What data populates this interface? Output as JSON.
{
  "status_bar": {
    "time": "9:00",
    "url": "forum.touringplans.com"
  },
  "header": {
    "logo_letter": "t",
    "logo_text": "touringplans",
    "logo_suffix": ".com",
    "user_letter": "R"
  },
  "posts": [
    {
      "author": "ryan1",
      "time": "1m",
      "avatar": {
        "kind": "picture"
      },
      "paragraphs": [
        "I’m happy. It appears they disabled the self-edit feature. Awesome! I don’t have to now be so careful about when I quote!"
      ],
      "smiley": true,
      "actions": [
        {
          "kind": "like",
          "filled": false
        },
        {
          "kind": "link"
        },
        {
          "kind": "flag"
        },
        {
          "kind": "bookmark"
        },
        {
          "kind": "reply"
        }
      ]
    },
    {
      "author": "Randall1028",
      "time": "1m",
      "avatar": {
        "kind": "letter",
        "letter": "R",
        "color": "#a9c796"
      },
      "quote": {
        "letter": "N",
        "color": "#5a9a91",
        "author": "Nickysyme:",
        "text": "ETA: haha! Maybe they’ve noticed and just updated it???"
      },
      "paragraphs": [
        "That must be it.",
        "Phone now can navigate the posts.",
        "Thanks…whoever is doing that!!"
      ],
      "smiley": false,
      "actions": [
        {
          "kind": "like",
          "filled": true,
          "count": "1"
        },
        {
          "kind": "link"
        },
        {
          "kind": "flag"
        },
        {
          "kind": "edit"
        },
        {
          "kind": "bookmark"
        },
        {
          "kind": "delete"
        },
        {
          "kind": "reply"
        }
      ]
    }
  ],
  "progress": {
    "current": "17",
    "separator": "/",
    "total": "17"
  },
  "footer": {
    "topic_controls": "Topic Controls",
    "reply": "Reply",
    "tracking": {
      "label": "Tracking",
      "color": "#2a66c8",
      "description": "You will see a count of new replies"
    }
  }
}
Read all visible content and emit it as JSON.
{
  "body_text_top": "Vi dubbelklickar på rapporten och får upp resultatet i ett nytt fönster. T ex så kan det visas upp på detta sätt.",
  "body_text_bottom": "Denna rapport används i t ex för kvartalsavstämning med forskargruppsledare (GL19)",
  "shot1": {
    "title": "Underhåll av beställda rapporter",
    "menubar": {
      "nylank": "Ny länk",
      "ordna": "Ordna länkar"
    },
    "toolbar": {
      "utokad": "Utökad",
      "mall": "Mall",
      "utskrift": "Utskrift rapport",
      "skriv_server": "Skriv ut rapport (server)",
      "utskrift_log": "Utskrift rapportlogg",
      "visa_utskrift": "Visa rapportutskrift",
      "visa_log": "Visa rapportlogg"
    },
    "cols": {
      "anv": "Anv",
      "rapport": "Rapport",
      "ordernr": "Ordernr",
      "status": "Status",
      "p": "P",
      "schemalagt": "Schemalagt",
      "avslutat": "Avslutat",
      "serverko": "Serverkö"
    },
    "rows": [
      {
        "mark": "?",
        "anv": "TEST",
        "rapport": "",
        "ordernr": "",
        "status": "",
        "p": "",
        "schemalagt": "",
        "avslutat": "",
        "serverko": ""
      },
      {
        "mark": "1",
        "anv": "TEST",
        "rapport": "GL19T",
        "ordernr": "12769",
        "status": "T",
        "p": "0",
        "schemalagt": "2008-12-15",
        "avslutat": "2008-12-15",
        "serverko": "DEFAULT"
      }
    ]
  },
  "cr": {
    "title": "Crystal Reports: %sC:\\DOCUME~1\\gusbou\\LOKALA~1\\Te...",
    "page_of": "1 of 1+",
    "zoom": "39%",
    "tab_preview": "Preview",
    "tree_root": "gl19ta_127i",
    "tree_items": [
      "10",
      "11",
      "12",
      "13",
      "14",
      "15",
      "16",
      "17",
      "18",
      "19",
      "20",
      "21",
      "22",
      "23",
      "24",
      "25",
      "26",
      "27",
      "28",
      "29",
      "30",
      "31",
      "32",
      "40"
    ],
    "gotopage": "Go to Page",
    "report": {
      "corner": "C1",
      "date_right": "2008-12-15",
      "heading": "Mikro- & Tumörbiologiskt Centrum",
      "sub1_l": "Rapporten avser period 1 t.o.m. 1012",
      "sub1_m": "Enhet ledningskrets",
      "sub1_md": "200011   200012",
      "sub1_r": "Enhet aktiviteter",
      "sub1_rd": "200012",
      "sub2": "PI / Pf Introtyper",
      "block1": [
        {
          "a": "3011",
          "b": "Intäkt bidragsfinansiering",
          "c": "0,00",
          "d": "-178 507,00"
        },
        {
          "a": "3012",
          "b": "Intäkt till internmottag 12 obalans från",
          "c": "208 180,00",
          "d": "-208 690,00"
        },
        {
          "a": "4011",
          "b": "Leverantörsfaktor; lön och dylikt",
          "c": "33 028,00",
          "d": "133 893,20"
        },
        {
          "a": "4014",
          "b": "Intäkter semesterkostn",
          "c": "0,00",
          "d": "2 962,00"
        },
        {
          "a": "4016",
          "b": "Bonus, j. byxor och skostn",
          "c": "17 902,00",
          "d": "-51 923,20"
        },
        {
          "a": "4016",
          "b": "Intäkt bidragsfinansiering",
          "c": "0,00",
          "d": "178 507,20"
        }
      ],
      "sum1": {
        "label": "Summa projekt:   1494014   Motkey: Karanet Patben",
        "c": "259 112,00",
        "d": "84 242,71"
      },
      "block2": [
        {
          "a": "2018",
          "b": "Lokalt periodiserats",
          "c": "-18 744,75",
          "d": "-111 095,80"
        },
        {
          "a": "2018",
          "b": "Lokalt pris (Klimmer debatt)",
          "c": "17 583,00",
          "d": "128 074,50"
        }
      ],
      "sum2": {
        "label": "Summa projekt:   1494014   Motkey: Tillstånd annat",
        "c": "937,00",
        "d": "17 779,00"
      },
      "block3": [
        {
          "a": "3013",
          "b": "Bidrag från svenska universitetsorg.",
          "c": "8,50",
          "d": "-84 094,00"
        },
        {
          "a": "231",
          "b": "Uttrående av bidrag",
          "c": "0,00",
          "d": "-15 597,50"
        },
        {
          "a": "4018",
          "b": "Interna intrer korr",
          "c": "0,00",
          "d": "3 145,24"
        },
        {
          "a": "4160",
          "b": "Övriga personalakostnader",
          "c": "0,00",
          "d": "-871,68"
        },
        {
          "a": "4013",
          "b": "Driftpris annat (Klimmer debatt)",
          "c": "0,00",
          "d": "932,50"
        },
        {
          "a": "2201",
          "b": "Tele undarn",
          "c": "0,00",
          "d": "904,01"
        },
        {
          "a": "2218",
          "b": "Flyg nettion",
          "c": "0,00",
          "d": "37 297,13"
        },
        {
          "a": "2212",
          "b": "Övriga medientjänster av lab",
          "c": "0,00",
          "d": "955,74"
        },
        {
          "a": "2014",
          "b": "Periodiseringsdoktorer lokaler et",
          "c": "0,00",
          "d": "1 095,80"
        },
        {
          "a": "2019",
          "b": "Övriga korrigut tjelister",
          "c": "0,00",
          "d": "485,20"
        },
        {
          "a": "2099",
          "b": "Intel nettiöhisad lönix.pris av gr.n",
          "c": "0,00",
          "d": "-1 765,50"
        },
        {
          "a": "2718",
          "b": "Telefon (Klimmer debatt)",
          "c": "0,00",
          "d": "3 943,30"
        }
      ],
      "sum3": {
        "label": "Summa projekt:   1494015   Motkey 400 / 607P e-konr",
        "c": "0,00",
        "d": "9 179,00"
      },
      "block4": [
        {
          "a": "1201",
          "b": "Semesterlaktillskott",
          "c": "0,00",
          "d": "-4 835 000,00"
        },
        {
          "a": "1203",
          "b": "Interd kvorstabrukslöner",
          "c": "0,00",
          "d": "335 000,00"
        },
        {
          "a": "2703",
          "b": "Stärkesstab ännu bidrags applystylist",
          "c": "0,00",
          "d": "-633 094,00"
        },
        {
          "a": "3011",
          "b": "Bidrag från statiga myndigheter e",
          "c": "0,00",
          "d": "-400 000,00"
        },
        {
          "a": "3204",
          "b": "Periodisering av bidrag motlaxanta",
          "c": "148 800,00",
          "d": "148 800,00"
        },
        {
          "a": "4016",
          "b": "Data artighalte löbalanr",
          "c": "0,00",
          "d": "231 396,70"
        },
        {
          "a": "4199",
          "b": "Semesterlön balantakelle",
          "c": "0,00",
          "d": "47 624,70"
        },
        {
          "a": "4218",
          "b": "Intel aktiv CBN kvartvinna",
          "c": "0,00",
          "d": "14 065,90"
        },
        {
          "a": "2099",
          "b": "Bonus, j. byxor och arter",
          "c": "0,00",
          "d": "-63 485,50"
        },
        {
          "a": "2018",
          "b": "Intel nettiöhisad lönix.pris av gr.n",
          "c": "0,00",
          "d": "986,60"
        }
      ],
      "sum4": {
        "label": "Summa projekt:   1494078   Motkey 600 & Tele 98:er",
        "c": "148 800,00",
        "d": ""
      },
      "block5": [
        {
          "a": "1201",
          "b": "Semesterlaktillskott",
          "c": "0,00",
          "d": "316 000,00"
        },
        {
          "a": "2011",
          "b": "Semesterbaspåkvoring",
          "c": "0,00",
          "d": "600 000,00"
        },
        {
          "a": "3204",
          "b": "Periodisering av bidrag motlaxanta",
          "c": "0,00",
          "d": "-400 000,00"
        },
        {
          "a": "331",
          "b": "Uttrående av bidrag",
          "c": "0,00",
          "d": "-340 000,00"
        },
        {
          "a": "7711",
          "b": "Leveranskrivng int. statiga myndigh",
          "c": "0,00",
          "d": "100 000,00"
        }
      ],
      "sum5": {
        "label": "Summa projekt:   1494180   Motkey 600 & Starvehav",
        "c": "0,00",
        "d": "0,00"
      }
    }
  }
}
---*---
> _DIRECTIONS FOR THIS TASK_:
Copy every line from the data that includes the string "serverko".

> _ANSWER BOX_:
      "serverko": "Serverkö"
        "serverko": ""
        "serverko": "DEFAULT"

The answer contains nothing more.